Autonomous is a stand-alone novel set in a near-future world rearranged into economic zones, controlled at large by property law and a dystopic evolution of late-stage capitalism. The points of view alternate between two sides of a skirmish over a patent drug that has catastrophic side-effects: one of our protagonists is a pirate who funds humanitarian drug releases with “fun” drug sales and another is an indentured bot who works for the IPC to crush piracy. As their missions collide, other people are caught up in the blast radius.

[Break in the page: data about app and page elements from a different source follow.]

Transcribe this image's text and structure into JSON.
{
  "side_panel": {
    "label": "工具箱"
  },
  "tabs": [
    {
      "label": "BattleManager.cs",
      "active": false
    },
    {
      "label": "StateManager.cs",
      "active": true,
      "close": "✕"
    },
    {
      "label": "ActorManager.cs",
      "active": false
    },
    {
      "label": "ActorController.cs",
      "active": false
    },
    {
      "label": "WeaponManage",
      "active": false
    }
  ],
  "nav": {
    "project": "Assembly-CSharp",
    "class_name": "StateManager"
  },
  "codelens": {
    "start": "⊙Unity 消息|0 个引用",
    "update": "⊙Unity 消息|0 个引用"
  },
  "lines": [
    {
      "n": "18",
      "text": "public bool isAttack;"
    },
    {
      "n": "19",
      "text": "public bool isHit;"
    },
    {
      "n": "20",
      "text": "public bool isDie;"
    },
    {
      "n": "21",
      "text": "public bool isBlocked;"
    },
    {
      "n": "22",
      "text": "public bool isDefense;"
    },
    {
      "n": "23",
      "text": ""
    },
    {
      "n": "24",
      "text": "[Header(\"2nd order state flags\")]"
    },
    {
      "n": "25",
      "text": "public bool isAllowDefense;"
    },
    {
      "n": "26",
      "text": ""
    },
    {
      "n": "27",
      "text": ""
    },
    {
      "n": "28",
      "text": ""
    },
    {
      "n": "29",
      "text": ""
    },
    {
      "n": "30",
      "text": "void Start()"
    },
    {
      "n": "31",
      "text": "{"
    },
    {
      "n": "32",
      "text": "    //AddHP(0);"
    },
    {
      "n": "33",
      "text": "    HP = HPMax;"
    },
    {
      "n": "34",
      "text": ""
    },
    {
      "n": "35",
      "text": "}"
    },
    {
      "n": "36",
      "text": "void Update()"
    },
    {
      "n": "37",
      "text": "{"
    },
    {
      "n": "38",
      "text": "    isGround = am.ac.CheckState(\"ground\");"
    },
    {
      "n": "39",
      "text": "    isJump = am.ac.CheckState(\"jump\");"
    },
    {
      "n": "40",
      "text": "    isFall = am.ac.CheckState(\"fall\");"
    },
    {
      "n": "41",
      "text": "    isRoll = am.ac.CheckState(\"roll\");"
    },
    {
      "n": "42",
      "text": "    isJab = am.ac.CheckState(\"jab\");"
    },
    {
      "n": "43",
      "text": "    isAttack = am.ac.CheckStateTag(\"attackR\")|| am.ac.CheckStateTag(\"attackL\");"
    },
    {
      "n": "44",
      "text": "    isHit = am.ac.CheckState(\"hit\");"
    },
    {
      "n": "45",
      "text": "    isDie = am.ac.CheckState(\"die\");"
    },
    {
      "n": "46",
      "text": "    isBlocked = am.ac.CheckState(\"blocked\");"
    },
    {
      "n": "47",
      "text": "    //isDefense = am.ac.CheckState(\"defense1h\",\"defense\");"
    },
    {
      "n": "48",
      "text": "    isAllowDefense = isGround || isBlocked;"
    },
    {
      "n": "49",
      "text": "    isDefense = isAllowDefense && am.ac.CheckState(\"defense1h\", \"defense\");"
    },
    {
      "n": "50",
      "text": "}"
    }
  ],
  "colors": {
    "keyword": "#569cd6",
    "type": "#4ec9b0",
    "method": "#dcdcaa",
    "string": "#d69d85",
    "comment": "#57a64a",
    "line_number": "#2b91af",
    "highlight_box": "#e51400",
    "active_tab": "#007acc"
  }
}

While many sf readers are familiar with Newitz, either in her capacity as editor of io9 or as a writer of compelling nonfiction and short stories, this is her first foray into the world of novels and it’s a powerful debut. Wrapped up in a quick, action-oriented plot are a set of sometimes-unresolved and provocative arguments about property law, autonomy, and ownership. Issues of gender and sexuality are also a through-line, considering one of our main characters is a bot whose approach to gender is by necessity quite different than that of their human counterparts.
Three years after the release of Sci-Fi’s Dune miniseries, its sequel premiered. While it was titled Children of Dune, it in fact encompassed the storylines of both its namesake and Dune Messiah. It remains, along with its predecessor, two of the three highest-rated programs that the channel has ever broadcast—and there are ways in which this sequel series outstrips the initial series entirely.
Series: Rereading Frank Herbert’s Dune
Malka Older’s Infomocracy (book one of the Centenal Cycle) made its debut last summer to rapturous praise, including from The Washington Post and The New York Times Book Review. (I admired it too, although I was late to the party.) Now, in Null States, Older returns to the world of Infomocracy, with a cast of characters both old and new.
Two years have passed since the last global election, and global microdemocracy is still dealing with the fallout from the controversies and illegalities that attended the change of Supermajority. The new Supermajority is struggling to define itself and to make its case as the first new Supermajority since the beginning of the global microdemocracy system, while Information—the pervasive and supposedly objective organisation and system that underpins global microdemocracy and makes it possible—is still somewhat under pressure from the weaknesses that were revealed during the last election. Meanwhile, a shooting war in Central Asia, between two states that aren’t part of the microdemocracy system, is putting pressure on the system, with several centenals—electoral and administrative divisions—squeezed between the shooting war and the nation-state of China, which is not very happy about the situation near its borders.